For those who don't know – which is probably almost everyone – diplomas are new qualifications being phased in for 16- to 19-year-olds from this September, spanning a range of specialisms, from academic subjects such as science or humanities, to vocational courses focusing on things such as engineering, or media.
Like you, I am well-disposed towards the general idea of them. I like the idea of learning for this age group being linked more closely to the world of work, and of vocational education being brought into the mainstream. But you are right to worry, unless your daughter's school is in one of the handful of local authorities that has spent the last couple of years doing the groundwork on diplomas.
The problem is that they are complicated, and are going to need the goodwill and close cooperation of schools, colleges, employers and public institutions such as libraries and hospitals to work. Students are going to need properly-planned work placements, high-quality tutors and close supervision of their timetables to make sure everything is going well.
There is also the problem that new post-16 qualifications are proliferating, some specifically designed to drive a wedge between the academic sheep and the proletariat goats. No one knows at present what the universities are going to make of them all, so your further concerns, about what your daughter will be able to do after she finishes her diploma, are also valid. Make an appointment with her tutor and talk all these things through. If you don't get satisfactory answers, dig deeper. It may be that her school isn't yet fully geared up for this new educational future.
Back your daughter's plans. The fact that she wants to do this new diploma is forward-looking, and she has chosen an area where jobs will be available and her skills in short supply. Even if there are problems while she is doing it, I'm sure that the fact that she is one of the first pupils to have leapt at the chance to study in this specialised area will mark her out.
Neil Hartley, Cornwall
I only wish a diploma like this had been available when my son was at school. Being in workplaces and seeing how computers are used, as well as learning about commerce and business, would have suited him down to the ground. He chose to stay on at school, but never enjoyed studying for the sake of it, and found his whole A-level experience unrewarding.
Jennifer Laine, West Sussex
If your daughter is going to university, she should do A-levels. Many universities, especially the top ones, don't understand anything about different qualifications, and prefer to stick with what they know. Your daughter might explain till the cows come home that her diploma is worth so many A-levels, but my guess is that they will still decide to see it as a second-class qualification.
Cath Montgomery, Lincolnshire
Next Week's Quandary

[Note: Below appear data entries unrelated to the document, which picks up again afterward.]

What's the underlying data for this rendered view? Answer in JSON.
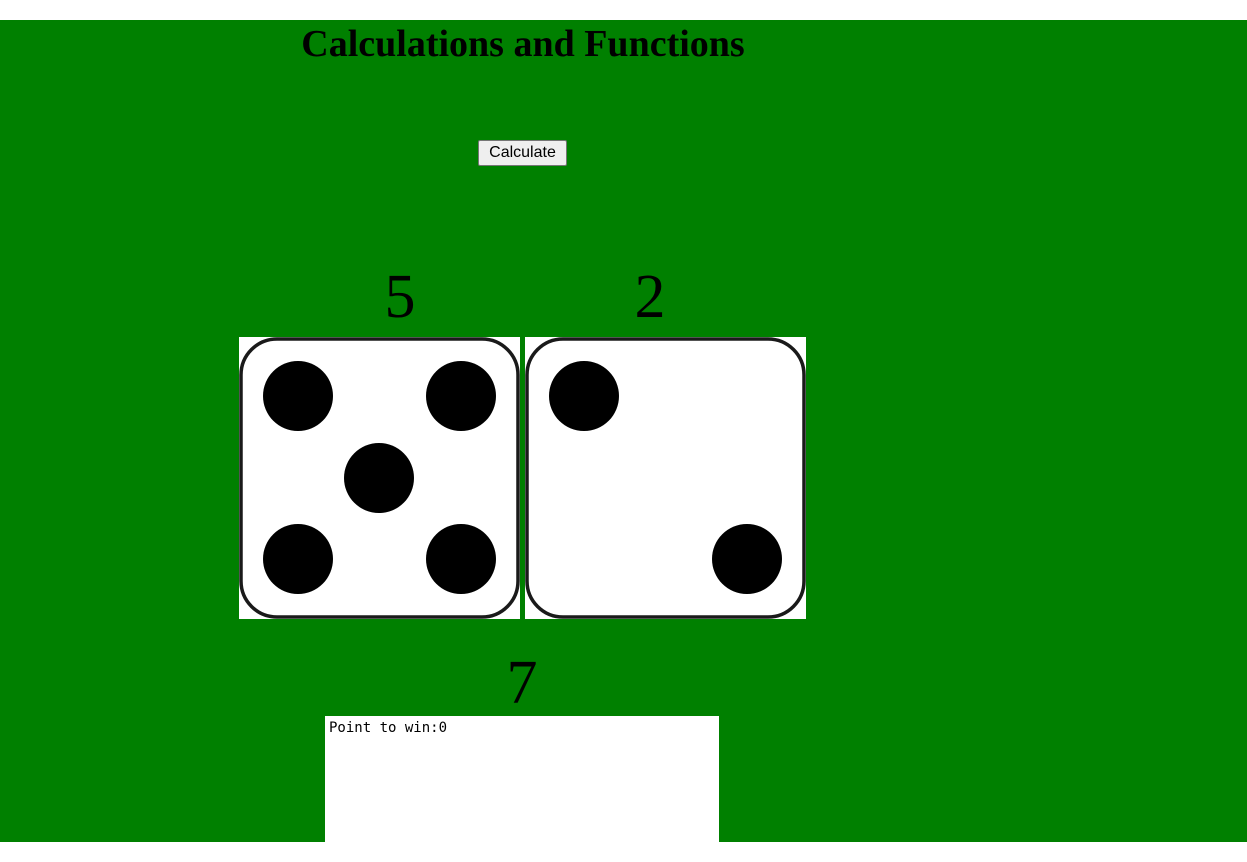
{
  "title": "Calculations and Functions",
  "calculate_button": "Calculate",
  "dice": {
    "die1": {
      "value": "5",
      "pips": 5
    },
    "die2": {
      "value": "2",
      "pips": 2
    }
  },
  "total": "7",
  "output": {
    "text": "Point to win:0"
  },
  "colors": {
    "table_background": "#008000",
    "die_face": "#ffffff",
    "pip": "#000000"
  }
}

Dear Hilary, One of my staff has just told me he is in a relationship with a former pupil, which started when she was underage and at school. It has been going for three years and they now plan to live together. He is an outstanding maths teacher whom I do not want to lose. What do I do?
Send your replies, or any quandaries you would like to have addressed, to email@example.com. Please include your postal address on your message. Readers whose replies are printed will receive a Collins Paperback English Dictionary 5th Edition. Previous quandaries can be found on www.hilarywilce.com, where they can be searched by topic.Reuse content